In reference to the poem, there are no such adventurous, ambitious, and unconventional choices. This poem is popularly misread as advocating for choosing the "road less traveled," for making choices that are unique and adventurous; however, I would argue the poem's actual message is quite different, and quite a bit less inspirational.
I believe the speaker tells us, essentially, that there are no unconventional choices. He says the second road is "just as fair" as the first, and though it was grassier and thus may seem a bit more pleasant, "the passing there / Had worn them really about the same." In other words, the two roads have been traveled about the same number of times; they are "worn [...] about the same" amount because a similar number of people take each one. One is not substantially "less traveled" than the other, and they both lay "equally" on the day the speaker visits them.
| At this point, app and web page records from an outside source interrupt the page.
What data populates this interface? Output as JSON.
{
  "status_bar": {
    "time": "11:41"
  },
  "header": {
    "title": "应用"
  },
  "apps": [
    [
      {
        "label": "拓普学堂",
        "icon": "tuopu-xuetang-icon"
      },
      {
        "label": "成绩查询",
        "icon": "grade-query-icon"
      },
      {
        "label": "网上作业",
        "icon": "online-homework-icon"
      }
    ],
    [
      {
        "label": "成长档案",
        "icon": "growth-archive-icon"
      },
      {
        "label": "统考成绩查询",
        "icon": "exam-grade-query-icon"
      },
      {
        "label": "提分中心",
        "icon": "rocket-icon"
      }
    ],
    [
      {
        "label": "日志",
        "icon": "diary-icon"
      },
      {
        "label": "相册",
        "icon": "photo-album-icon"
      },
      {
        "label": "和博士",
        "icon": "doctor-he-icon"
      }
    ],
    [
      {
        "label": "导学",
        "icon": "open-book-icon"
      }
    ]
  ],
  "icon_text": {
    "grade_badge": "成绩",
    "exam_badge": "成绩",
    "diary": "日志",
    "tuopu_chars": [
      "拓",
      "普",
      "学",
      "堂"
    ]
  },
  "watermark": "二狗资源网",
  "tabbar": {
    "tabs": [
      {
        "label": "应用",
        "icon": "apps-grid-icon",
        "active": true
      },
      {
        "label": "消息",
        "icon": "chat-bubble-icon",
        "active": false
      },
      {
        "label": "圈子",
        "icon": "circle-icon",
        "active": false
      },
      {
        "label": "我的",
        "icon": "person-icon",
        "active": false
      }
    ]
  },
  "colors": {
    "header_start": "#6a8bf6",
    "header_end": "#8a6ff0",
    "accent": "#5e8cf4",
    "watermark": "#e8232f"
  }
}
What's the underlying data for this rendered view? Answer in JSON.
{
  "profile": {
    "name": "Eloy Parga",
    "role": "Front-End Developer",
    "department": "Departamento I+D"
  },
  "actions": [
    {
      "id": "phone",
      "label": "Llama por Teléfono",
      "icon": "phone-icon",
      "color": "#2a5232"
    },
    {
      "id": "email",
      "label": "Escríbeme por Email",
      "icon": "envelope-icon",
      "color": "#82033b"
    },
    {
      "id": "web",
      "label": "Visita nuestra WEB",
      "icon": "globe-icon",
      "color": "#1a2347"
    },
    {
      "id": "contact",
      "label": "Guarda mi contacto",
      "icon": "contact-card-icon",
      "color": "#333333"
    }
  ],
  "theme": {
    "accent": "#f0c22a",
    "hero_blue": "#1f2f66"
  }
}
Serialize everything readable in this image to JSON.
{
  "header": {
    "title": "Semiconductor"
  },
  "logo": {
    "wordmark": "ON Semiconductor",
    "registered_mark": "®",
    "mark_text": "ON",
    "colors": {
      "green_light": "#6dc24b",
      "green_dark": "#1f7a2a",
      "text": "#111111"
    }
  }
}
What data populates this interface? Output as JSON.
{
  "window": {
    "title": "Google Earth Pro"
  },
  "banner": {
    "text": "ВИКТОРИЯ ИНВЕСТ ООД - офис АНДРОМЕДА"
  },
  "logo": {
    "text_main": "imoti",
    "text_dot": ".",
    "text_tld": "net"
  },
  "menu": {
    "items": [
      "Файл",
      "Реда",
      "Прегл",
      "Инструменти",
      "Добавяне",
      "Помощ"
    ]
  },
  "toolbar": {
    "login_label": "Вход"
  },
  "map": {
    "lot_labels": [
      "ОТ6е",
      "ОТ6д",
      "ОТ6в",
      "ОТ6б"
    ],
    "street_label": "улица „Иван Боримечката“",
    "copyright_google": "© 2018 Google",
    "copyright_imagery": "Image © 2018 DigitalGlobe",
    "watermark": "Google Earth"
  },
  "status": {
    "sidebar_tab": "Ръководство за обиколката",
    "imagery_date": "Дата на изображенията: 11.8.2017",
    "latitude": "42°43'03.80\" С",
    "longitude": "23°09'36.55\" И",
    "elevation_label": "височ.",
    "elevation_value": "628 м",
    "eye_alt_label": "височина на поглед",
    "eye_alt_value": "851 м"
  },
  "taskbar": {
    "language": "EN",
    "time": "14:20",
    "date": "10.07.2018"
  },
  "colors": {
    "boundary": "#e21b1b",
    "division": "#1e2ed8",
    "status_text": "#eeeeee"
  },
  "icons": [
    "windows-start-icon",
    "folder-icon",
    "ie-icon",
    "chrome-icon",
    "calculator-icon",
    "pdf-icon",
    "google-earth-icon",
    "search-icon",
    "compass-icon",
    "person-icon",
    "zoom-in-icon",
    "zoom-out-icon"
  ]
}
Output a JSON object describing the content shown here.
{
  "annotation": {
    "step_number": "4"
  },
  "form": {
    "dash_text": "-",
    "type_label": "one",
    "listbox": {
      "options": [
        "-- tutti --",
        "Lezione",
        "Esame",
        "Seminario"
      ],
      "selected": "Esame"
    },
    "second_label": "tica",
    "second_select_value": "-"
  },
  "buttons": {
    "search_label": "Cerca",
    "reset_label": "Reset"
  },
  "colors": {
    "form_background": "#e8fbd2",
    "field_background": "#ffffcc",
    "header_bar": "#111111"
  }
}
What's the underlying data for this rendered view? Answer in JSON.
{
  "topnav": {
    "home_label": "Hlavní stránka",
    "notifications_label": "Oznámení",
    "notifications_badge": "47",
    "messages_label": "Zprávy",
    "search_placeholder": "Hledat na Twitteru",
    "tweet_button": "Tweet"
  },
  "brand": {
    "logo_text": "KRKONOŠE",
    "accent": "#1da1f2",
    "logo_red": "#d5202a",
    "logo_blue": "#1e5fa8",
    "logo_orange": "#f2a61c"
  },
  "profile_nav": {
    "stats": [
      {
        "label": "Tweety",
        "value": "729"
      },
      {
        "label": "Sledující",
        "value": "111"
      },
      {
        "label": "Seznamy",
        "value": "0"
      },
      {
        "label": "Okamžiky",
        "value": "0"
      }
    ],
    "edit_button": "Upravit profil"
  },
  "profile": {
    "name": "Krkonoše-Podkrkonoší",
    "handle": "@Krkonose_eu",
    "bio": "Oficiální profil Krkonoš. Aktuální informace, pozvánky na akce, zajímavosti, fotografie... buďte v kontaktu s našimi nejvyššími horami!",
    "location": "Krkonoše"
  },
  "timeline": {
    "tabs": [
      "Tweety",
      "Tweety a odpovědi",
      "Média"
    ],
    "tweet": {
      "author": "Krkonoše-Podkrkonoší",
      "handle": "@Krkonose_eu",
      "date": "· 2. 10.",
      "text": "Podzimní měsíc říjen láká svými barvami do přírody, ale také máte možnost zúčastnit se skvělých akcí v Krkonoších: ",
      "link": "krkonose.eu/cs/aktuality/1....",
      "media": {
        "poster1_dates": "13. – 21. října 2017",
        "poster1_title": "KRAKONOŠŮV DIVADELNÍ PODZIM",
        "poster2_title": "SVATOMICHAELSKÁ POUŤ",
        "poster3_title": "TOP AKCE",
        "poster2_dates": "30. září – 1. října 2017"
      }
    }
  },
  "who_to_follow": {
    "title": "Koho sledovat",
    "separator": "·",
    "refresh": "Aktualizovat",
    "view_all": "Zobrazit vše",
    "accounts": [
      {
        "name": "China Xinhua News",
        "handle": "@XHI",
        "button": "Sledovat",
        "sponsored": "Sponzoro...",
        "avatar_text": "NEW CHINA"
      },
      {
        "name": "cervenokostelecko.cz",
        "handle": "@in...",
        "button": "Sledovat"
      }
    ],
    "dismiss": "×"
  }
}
In the last stanza, when the speaker says that, many years from now, he'll tell the story of taking the road "less traveled by / And that has made all the difference," he plans to lie. He is going to claim that he took the road that fewer people have taken, implying he made a unique and adventurous choice when, really, there was no such choice to be made. He will say that making such an unconventional choice has "made [...] the difference" in terms of his life's direction. Why will he lie? Because we all want to believe there are unique choices available, that we can be different and adventurous and unconventional and that our decisions are as important and momentous as we feel them to be. Ultimately, according to this poem, they are not.
In the end, then, this question about adventurous choices is unanswerable because, in reference to the poem, no such choices exist.